LEYLA VASQUEZ ISLAME (Chile), associating herself with the statements by CELAC, Colombia, Brazil and Argentina, said that Chile would work to consolidate the peace process in Colombia. The Mission in Colombia was a priority, she said, noting that the monitoring of the decommissioning of weapons and the ceasefire were fundamental to peace. The Fifth Committee had the responsibility to grant resources that were efficient and flexible so that the Mission could fully implement its mandate.
JUAN SANDOVAL MENDIOLEA (Mexico), associating himself with CELAC, said that bringing about peace in Colombia filled the international community with hope and also showed that the most long-lived conflicts could have a solution. Mexico had expressed its support to the people of Colombia, and was contributing to the Mission in its deployment phase. The Fifth Committee should provide funding so that the Mission could meet its ambitious mandate to monitor and verify the ceasefire and end hostilities. Colombia deserved sustainable peace and the Organization should support the country’s efforts. Mexico would participate in the deliberations on the funding of the Mission, and sought success in that regard before Christmas.
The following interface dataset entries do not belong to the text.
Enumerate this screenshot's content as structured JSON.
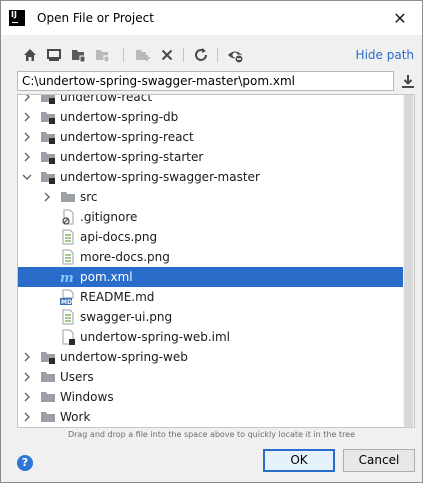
{
  "window": {
    "title": "Open File or Project",
    "close_glyph": "✕",
    "app_icon_text": "IJ"
  },
  "toolbar": {
    "hide_path_label": "Hide path",
    "icons": [
      "home-icon",
      "desktop-icon",
      "project-folder-icon",
      "module-folder-icon",
      "new-folder-icon",
      "delete-icon",
      "refresh-icon",
      "show-hidden-icon"
    ]
  },
  "path": {
    "value": "C:\\undertow-spring-swagger-master\\pom.xml"
  },
  "tree": {
    "rows": [
      {
        "label": "undertow-react",
        "depth": 0,
        "arrow": "right",
        "icon": "module-folder"
      },
      {
        "label": "undertow-spring-db",
        "depth": 0,
        "arrow": "right",
        "icon": "module-folder"
      },
      {
        "label": "undertow-spring-react",
        "depth": 0,
        "arrow": "right",
        "icon": "module-folder"
      },
      {
        "label": "undertow-spring-starter",
        "depth": 0,
        "arrow": "right",
        "icon": "module-folder"
      },
      {
        "label": "undertow-spring-swagger-master",
        "depth": 0,
        "arrow": "down",
        "icon": "module-folder"
      },
      {
        "label": "src",
        "depth": 1,
        "arrow": "right",
        "icon": "folder"
      },
      {
        "label": ".gitignore",
        "depth": 1,
        "arrow": "",
        "icon": "gitignore"
      },
      {
        "label": "api-docs.png",
        "depth": 1,
        "arrow": "",
        "icon": "image"
      },
      {
        "label": "more-docs.png",
        "depth": 1,
        "arrow": "",
        "icon": "image"
      },
      {
        "label": "pom.xml",
        "depth": 1,
        "arrow": "",
        "icon": "maven",
        "selected": true
      },
      {
        "label": "README.md",
        "depth": 1,
        "arrow": "",
        "icon": "markdown"
      },
      {
        "label": "swagger-ui.png",
        "depth": 1,
        "arrow": "",
        "icon": "image"
      },
      {
        "label": "undertow-spring-web.iml",
        "depth": 1,
        "arrow": "",
        "icon": "iml"
      },
      {
        "label": "undertow-spring-web",
        "depth": 0,
        "arrow": "right",
        "icon": "module-folder"
      },
      {
        "label": "Users",
        "depth": 0,
        "arrow": "right",
        "icon": "folder"
      },
      {
        "label": "Windows",
        "depth": 0,
        "arrow": "right",
        "icon": "folder"
      },
      {
        "label": "Work",
        "depth": 0,
        "arrow": "right",
        "icon": "folder"
      }
    ]
  },
  "hint": "Drag and drop a file into the space above to quickly locate it in the tree",
  "buttons": {
    "help": "?",
    "ok": "OK",
    "cancel": "Cancel"
  },
  "colors": {
    "selection": "#2a6cc9",
    "link": "#2a6ac8",
    "folder": "#9aa0a6"
  }
}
HELENA YÁNEZ LOZA (Ecuador), noting that her country shared a border with Colombia and associating herself with CELAC, congratulated the people and Government of Colombia on the new peace accord. All necessary resources must be made available. Ecuador had seen the conflict first-hand, which made the peace announcement a source for hope. Borders marked a limit, as well as an open space “for building things together”. Peace in Colombia would continue to increase the rich relationship between the two nations and among others in the region. She recalled CELAC Declaration 15, adopted in January 2016, which had welcomed Colombia’s commitment to continue the negotiations that had led to the final agreement. It also had welcomed Security Council resolution 2261 (2016), outlining that CELAC would contribute to the Mission. Ecuador was eager to participate in all forms that were necessary to bring about lasting peace in Colombia.
JAKE HARRISON SHERMAN (United States) expressed concern about the recosting issue described in the first performance report and looked forward to finding a comprehensive solution to that matter.
ABDULLAH ABU SHAWESH, observer for the State of Palestine, associating himself with the Group of 77 and China, referred to the representative of Israel’s protest on the implementation of a decision by the Human Rights Council, which he said showed that Israel considered itself to be above international law. Resolution 31/36 was about the compilation of a list of companies that operated in the settlements on the Occupied Palestinian Territory. He noted that the representative of Israel believed those settlements were part of Israel. According to the rules of the Fifth Committee, a debate on decisions made on the basis of ACABQ reports on other bodies could not be reopened. With regard to the settlements, the Human Rights Council resolution was a sincere attempt to apply international law. He said that a list of companies operating on occupied territory should be drawn up and disseminated, to help stop transactions with those companies. International law rejected those settlements and considered them to be an obstacle to the two-State solution.